Rivals for Power is a lively and up to date description of the power struggle between the president and Congress. In it, leading congressional and presidential scholars and knowledgeable former public officials consider the historical, political, and constitutional foundations of conflict between the two branches. The authors give practical advice about how to build cooperative policymaking between the president and Congress as they struggle over major crises in solving economic problems and addressing domestic issues and the challenges in defense and foreign policy making. The book features original academic research and practitioner knowledge from the White House and the Hill.
See here for more detailed information on the book.
Friedberg, Chen/Hazan, Reuven Y. (2009): Legislative Oversight of the Executive Branch in Israel: Current Status and Proposed Reforms, Jerusalem: Israel Democracy Institute.
Among the most important tasks entrusted to the legislature in a democracy is overseeing the executive branch. The goal of this study, beyond an introductory chapter that delineates the topic of legislative oversight in parliamentary systems both conceptually and theoretically, is to present Israel's current situation in this area - its shortcomings, limitations, and obstacles - and to outline a more expedient reality in the form of a structured, coherent, and comprehensive reform program. To date, no proposal has been formulated for sweeping, in-depth reform in the area of parliamentary oversight of the government in Israel. The reform proposed here, which addresses the changes that are required to improve such oversight, is unique in that it deals, first and foremost, with the need to change the structural foundation and parliamentary culture of the Israeli legislature. Only then does it turn its attention to the more formal phase of legislative amendments and procedural reforms, which completes, but cannot substitute, the process of structural and cultural change.
The book is available in Hebrew only. A detailed abstract of the book can be found here in English.
Owens, John E./Dumbrell, John (Ed.)(2008): America's War on Terrorism: New Dimensions in US Government and National Security. Lanham, MD: Lexington Books.

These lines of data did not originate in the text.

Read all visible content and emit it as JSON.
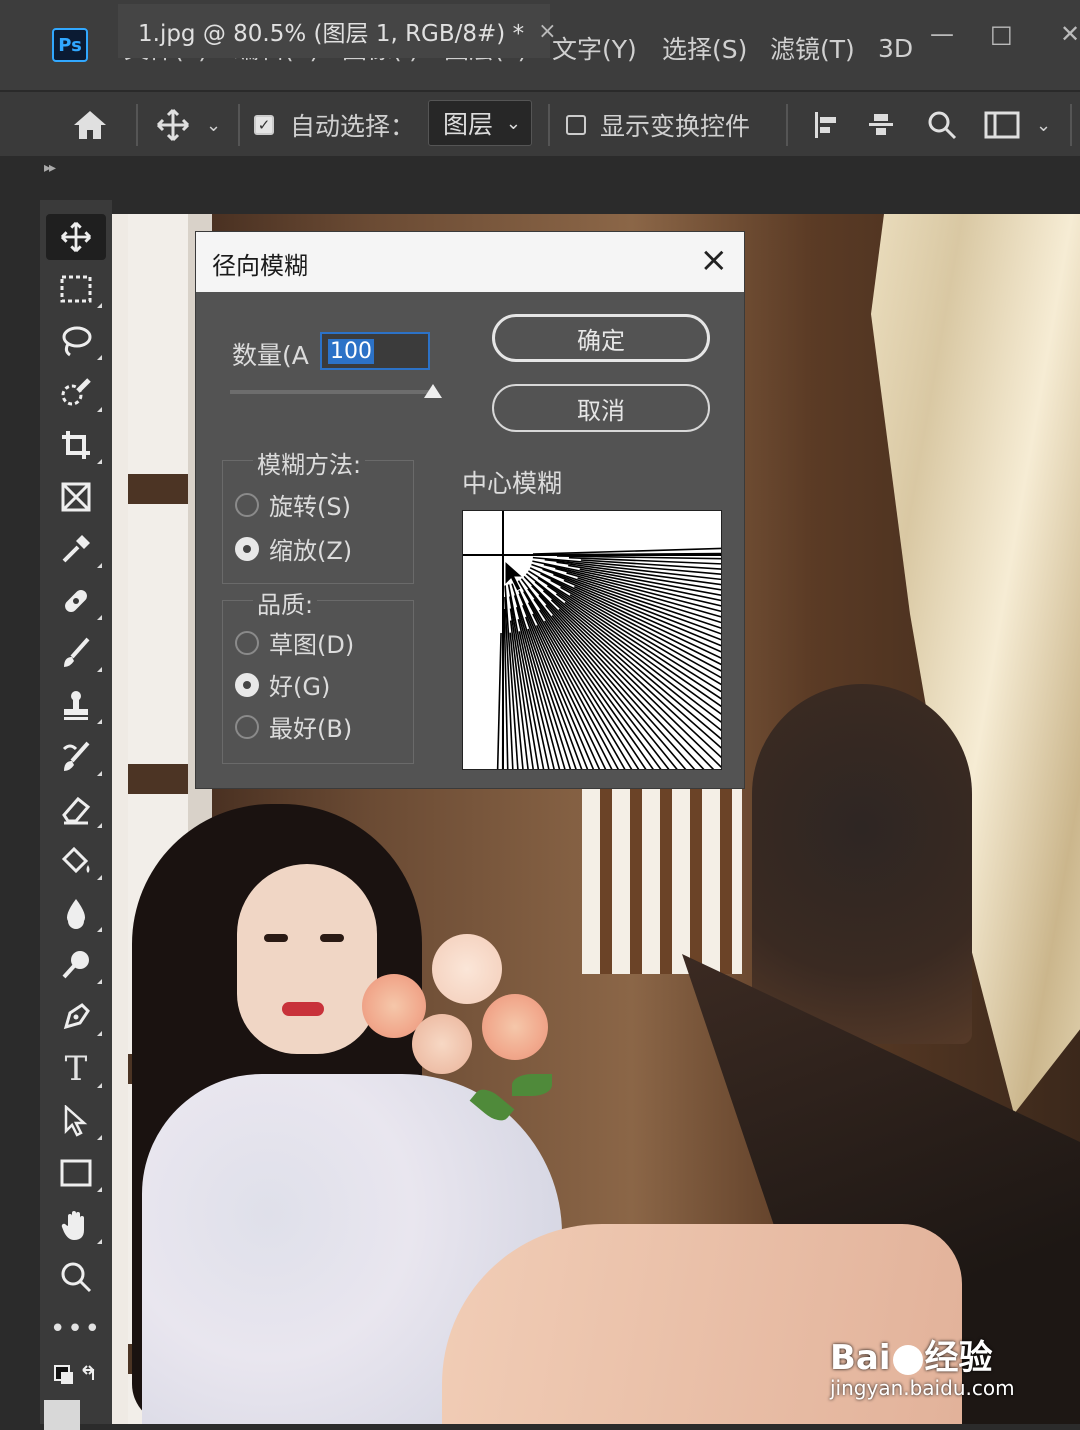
{
  "app": {
    "logo": "Ps"
  },
  "menu": [
    "文件(F)",
    "编辑(E)",
    "图像(I)",
    "图层(L)",
    "文字(Y)",
    "选择(S)",
    "滤镜(T)",
    "3D"
  ],
  "window_controls": {
    "minimize": "—",
    "restore": "□",
    "close": "✕"
  },
  "options_bar": {
    "auto_select_label": "自动选择：",
    "auto_select_checked": true,
    "auto_select_target": "图层",
    "show_transform_label": "显示变换控件",
    "show_transform_checked": false
  },
  "document_tab": {
    "title": "1.jpg @ 80.5% (图层 1, RGB/8#) *",
    "close": "×"
  },
  "tools": [
    "move-tool",
    "marquee-tool",
    "lasso-tool",
    "quick-select-tool",
    "crop-tool",
    "frame-tool",
    "eyedropper-tool",
    "healing-brush-tool",
    "brush-tool",
    "clone-stamp-tool",
    "history-brush-tool",
    "eraser-tool",
    "paint-bucket-tool",
    "blur-tool",
    "dodge-tool",
    "pen-tool",
    "type-tool",
    "path-select-tool",
    "rectangle-tool",
    "hand-tool",
    "zoom-tool",
    "more-tools",
    "swap-colors"
  ],
  "dialog": {
    "title": "径向模糊",
    "amount_label": "数量(A",
    "amount_value": "100",
    "amount_fraction": 1.0,
    "ok_label": "确定",
    "cancel_label": "取消",
    "method_title": "模糊方法:",
    "method_options": [
      {
        "label": "旋转(S)",
        "selected": false
      },
      {
        "label": "缩放(Z)",
        "selected": true
      }
    ],
    "quality_title": "品质:",
    "quality_options": [
      {
        "label": "草图(D)",
        "selected": false
      },
      {
        "label": "好(G)",
        "selected": true
      },
      {
        "label": "最好(B)",
        "selected": false
      }
    ],
    "center_label": "中心模糊"
  },
  "watermark": {
    "brand_left": "Bai",
    "brand_right": "经验",
    "url": "jingyan.baidu.com"
  },
  "colors": {
    "accent": "#2c72c7",
    "panel": "#535353",
    "menubar": "#3d3d3d"
  }
}
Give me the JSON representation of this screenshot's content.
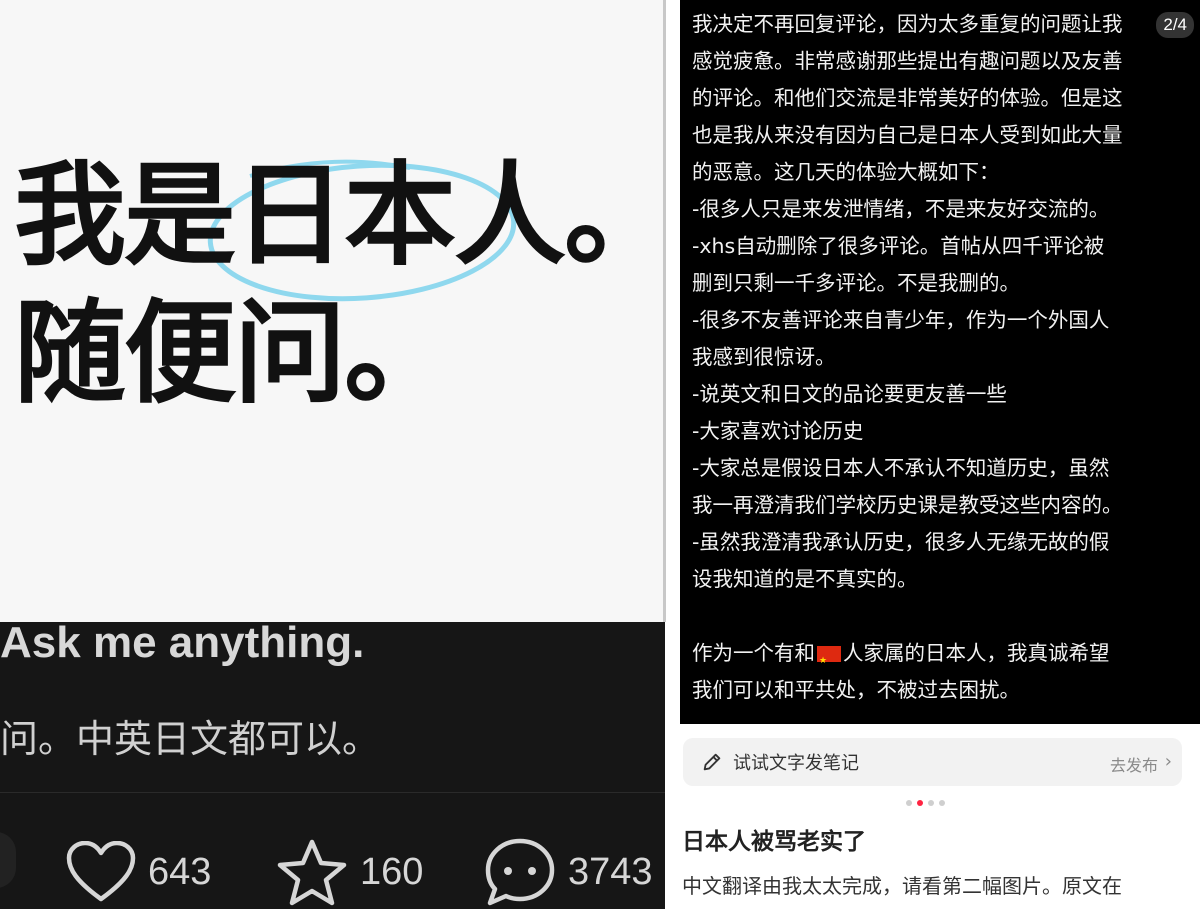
{
  "left_post": {
    "image": {
      "headline_line1": "我是日本人。",
      "headline_line2": "随便问。",
      "circle_color": "#8fd8ee"
    },
    "caption_en": "Ask me anything.",
    "caption_zh": "问。中英日文都可以。",
    "stats": {
      "likes": "643",
      "favorites": "160",
      "comments": "3743"
    }
  },
  "right_post": {
    "page_indicator": "2/4",
    "image_text": {
      "lines": [
        "我决定不再回复评论，因为太多重复的问题让我",
        "感觉疲惫。非常感谢那些提出有趣问题以及友善",
        "的评论。和他们交流是非常美好的体验。但是这",
        "也是我从来没有因为自己是日本人受到如此大量",
        "的恶意。这几天的体验大概如下：",
        "-很多人只是来发泄情绪，不是来友好交流的。",
        "-xhs自动删除了很多评论。首帖从四千评论被",
        "删到只剩一千多评论。不是我删的。",
        "-很多不友善评论来自青少年，作为一个外国人",
        "我感到很惊讶。",
        "-说英文和日文的品论要更友善一些",
        "-大家喜欢讨论历史",
        "-大家总是假设日本人不承认不知道历史，虽然",
        "我一再澄清我们学校历史课是教受这些内容的。",
        "-虽然我澄清我承认历史，很多人无缘无故的假",
        "设我知道的是不真实的。"
      ],
      "closing_before_flag": "作为一个有和",
      "flag_icon": "china-flag-icon",
      "closing_after_flag": "人家属的日本人，我真诚希望",
      "closing_line2": "我们可以和平共处，不被过去困扰。"
    },
    "try_bar": {
      "icon": "pen-icon",
      "label": "试试文字发笔记",
      "action": "去发布"
    },
    "carousel": {
      "count": 4,
      "active_index": 1
    },
    "note_title": "日本人被骂老实了",
    "note_description": "中文翻译由我太太完成，请看第二幅图片。原文在"
  },
  "colors": {
    "accent_red": "#ff2442",
    "dark_bg": "#161616"
  }
}
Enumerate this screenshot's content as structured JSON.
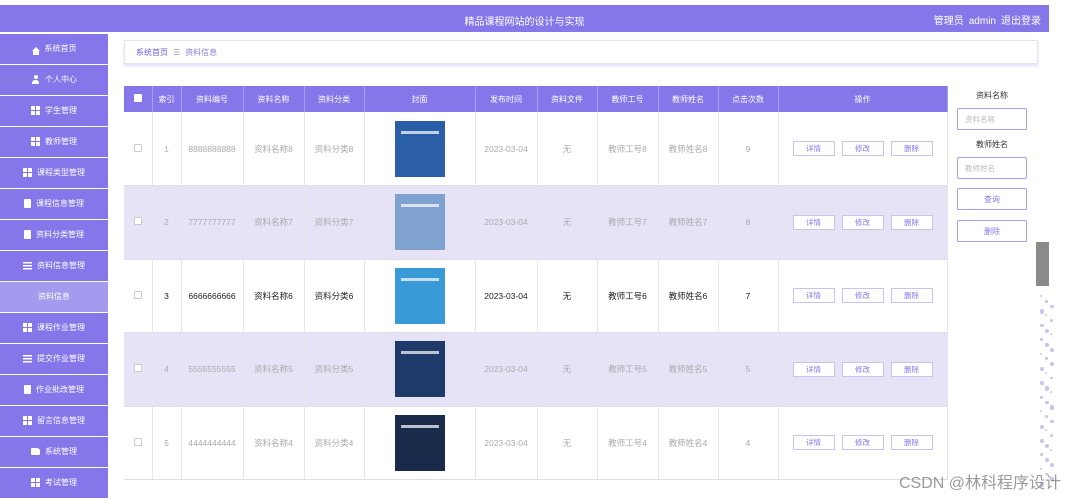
{
  "header": {
    "title": "精品课程网站的设计与实现",
    "user_role": "管理员",
    "user_name": "admin",
    "logout": "退出登录"
  },
  "sidebar": {
    "items": [
      {
        "label": "系统首页",
        "icon": "home-icon"
      },
      {
        "label": "个人中心",
        "icon": "person-icon"
      },
      {
        "label": "学生管理",
        "icon": "grid-icon"
      },
      {
        "label": "教师管理",
        "icon": "grid-icon"
      },
      {
        "label": "课程类型管理",
        "icon": "grid-icon"
      },
      {
        "label": "课程信息管理",
        "icon": "document-icon"
      },
      {
        "label": "资料分类管理",
        "icon": "document-icon"
      },
      {
        "label": "资料信息管理",
        "icon": "list-icon"
      },
      {
        "label": "资料信息",
        "icon": ""
      },
      {
        "label": "课程作业管理",
        "icon": "grid-icon"
      },
      {
        "label": "提交作业管理",
        "icon": "list-icon"
      },
      {
        "label": "作业批改管理",
        "icon": "document-icon"
      },
      {
        "label": "留言信息管理",
        "icon": "grid-icon"
      },
      {
        "label": "系统管理",
        "icon": "thumb-icon"
      },
      {
        "label": "考试管理",
        "icon": "grid-icon"
      }
    ],
    "active_index": 8
  },
  "breadcrumb": {
    "home": "系统首页",
    "separator": "☰",
    "current": "资料信息"
  },
  "table": {
    "columns": [
      "索引",
      "资料编号",
      "资料名称",
      "资料分类",
      "封面",
      "发布时间",
      "资料文件",
      "教师工号",
      "教师姓名",
      "点击次数",
      "操作"
    ],
    "rows": [
      {
        "index": "1",
        "code": "8888888888",
        "name": "资料名称8",
        "category": "资料分类8",
        "cover_color": "#2a5fa8",
        "date": "2023-03-04",
        "file": "无",
        "teacher_no": "教师工号8",
        "teacher_name": "教师姓名8",
        "clicks": "9"
      },
      {
        "index": "2",
        "code": "7777777777",
        "name": "资料名称7",
        "category": "资料分类7",
        "cover_color": "#7fa2d0",
        "date": "2023-03-04",
        "file": "无",
        "teacher_no": "教师工号7",
        "teacher_name": "教师姓名7",
        "clicks": "8"
      },
      {
        "index": "3",
        "code": "6666666666",
        "name": "资料名称6",
        "category": "资料分类6",
        "cover_color": "#3a9ad8",
        "date": "2023-03-04",
        "file": "无",
        "teacher_no": "教师工号6",
        "teacher_name": "教师姓名6",
        "clicks": "7"
      },
      {
        "index": "4",
        "code": "5555555555",
        "name": "资料名称5",
        "category": "资料分类5",
        "cover_color": "#1e3a6a",
        "date": "2023-03-04",
        "file": "无",
        "teacher_no": "教师工号5",
        "teacher_name": "教师姓名5",
        "clicks": "5"
      },
      {
        "index": "5",
        "code": "4444444444",
        "name": "资料名称4",
        "category": "资料分类4",
        "cover_color": "#1a2a4a",
        "date": "2023-03-04",
        "file": "无",
        "teacher_no": "教师工号4",
        "teacher_name": "教师姓名4",
        "clicks": "4"
      }
    ],
    "actions": {
      "detail": "详情",
      "edit": "修改",
      "delete": "删除"
    }
  },
  "search": {
    "name_label": "资料名称",
    "name_placeholder": "资料名称",
    "teacher_label": "教师姓名",
    "teacher_placeholder": "教师姓名",
    "query_button": "查询",
    "delete_button": "删除"
  },
  "watermark": "CSDN @林科程序设计",
  "colors": {
    "accent": "#8577ea"
  }
}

How has 9/11 and George W. Bush's self-declared "war" on terror changed American government and US foreign policy? This is the central question addressed in the nine original essays in this book. Following an introduction by the editors, in which they survey issues and debates raised by America's "War" on Terrorism and its consequences for US government and politics, foreign policy, and for American foreign relations, the contributions to this volume-from British and American scholars-explain the implications of the post-9/11 mobilization and reconfiguration of US foreign and internal security policies. Issues addressed in the book include: the growth of presidential power, executive branch reconfiguration and the managerial presidency, the Bush doctrine of pre-emption, the changing role of the US in the international order, the impact of the "war" on terrorism on the US military, intelligence failure and the changed role of US intelligence, renewed tension in US-European relations, and Bush's alliance with Tony Blair's government in the United Kingdom. Taken together, the essays represent an original and timely assessment of the domestic and international repercussions of George W. Bush's responses to the terrorist attacks September 11, 2001.
Published on Wednesday, December 2 2009 by Erik Fritzsche, M.A.